    Now, here’s where you can see whether you’re authentic or not. He might say, “Well, you could, like everybody else, put your information on the shared drive and keep your SAS reports up to date, and I wouldn’t have to call you.” See, if you really want to help, and you’re not in ego, you’re like, “You know what? I can do that.” If you’re in ego, you’ll be like, “Yeah, but anything besides that.” Right?

  3. What Would Great Look Like?

    This is the ultimate question that supersedes all ego.

    So, “If I were great right now, I wouldn’t be ego chafed by a check-in call from my boss. I would gladly be answering questions, asking for feedback, finding better ways to move through the world.”

    When I ask people, “What would great look like?” and they go, “I don’t know,” they do know. They just use this information for evil to judge other people on, and I’m asking them to use it to call themselves up to greatness.

    Everybody knows what great would look like, and then as a leader, I just have to say, “If you already know what it looks like, then go do that.” And like you said, the payoff isn’t to make money for your company.

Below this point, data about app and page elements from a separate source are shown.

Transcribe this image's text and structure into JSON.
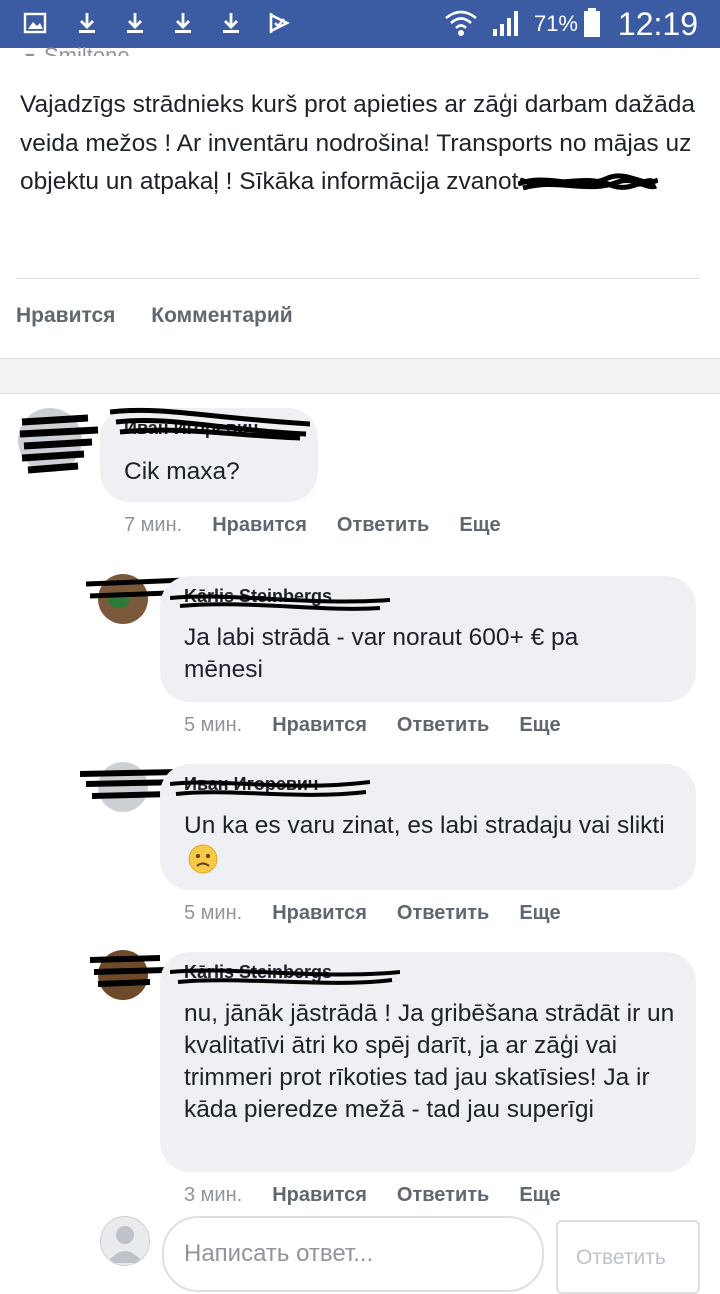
{
  "status_bar": {
    "battery_percent": "71%",
    "time": "12:19",
    "icons": [
      "gallery-icon",
      "download-icon",
      "download-icon",
      "download-icon",
      "download-icon",
      "check-flag-icon",
      "wifi-icon",
      "signal-icon",
      "battery-icon"
    ]
  },
  "post": {
    "place": "Smiltene",
    "text": "Vajadzīgs strādnieks kurš prot apieties ar zāģi darbam dažāda veida mežos ! Ar inventāru nodrošina! Transports no mājas uz objektu un atpakaļ ! Sīkāka informācija zvanot",
    "like_label": "Нравится",
    "comment_label": "Комментарий"
  },
  "comments": [
    {
      "author": "Иван Игоревич",
      "text": "Cik maxa?",
      "time": "7 мин.",
      "like": "Нравится",
      "reply": "Ответить",
      "more": "Еще"
    }
  ],
  "replies": [
    {
      "author": "Kārlis Steinbergs",
      "text": "Ja labi strādā - var noraut 600+ € pa mēnesi",
      "time": "5 мин.",
      "like": "Нравится",
      "reply": "Ответить",
      "more": "Еще"
    },
    {
      "author": "Иван Игоревич",
      "text": "Un ka es varu zinat, es labi stradaju vai slikti",
      "emoji": "worried-face-icon",
      "time": "5 мин.",
      "like": "Нравится",
      "reply": "Ответить",
      "more": "Еще"
    },
    {
      "author": "Kārlis Steinbergs",
      "text": "nu, jānāk jāstrādā ! Ja gribēšana strādāt ir un kvalitatīvi ātri ko spēj darīt, ja ar zāģi vai trimmeri prot rīkoties tad jau skatīsies! Ja ir kāda pieredze mežā - tad jau superīgi",
      "time": "3 мин.",
      "like": "Нравится",
      "reply": "Ответить",
      "more": "Еще"
    }
  ],
  "reply_box": {
    "placeholder": "Написать ответ...",
    "button": "Ответить"
  },
  "colors": {
    "status_bar": "#3b5ba3",
    "bubble": "#eef0f3",
    "meta": "#90949c"
  }
}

The payoff is, you get to feel great, because who doesn’t feel great when they were kind and compassionate, and did the right thing, and helped people out once in a while?

Shannon: That is such an inspiring question, because it completely gets you out of any drama and into making a contribution. Anytime we show up as great, it’s incredibly fulfilling, incredibly rewarding. It makes us happy, so forget what it does for somebody else, which is probably solve a problem. That’s that recipe for happiness that you talked about at the beginning.

CY: Exactly. What we’ve found with just those three questions, and I covered these in my TEDx Talk last year, how they changed my personal life, but these three questions loosen the ego’s grip, and all of a sudden, you find your reality not so threatening.

Liked what you read here?

This is only the tip of the iceberg. Listen to the full interview to learn why engagement without accountability creates entitlement. We also share a new, more effective performance review and Cy’s tool for self-reflection and fact-finding to coach yourself and others to stay out of drama.

Here’s to your drama-free team success!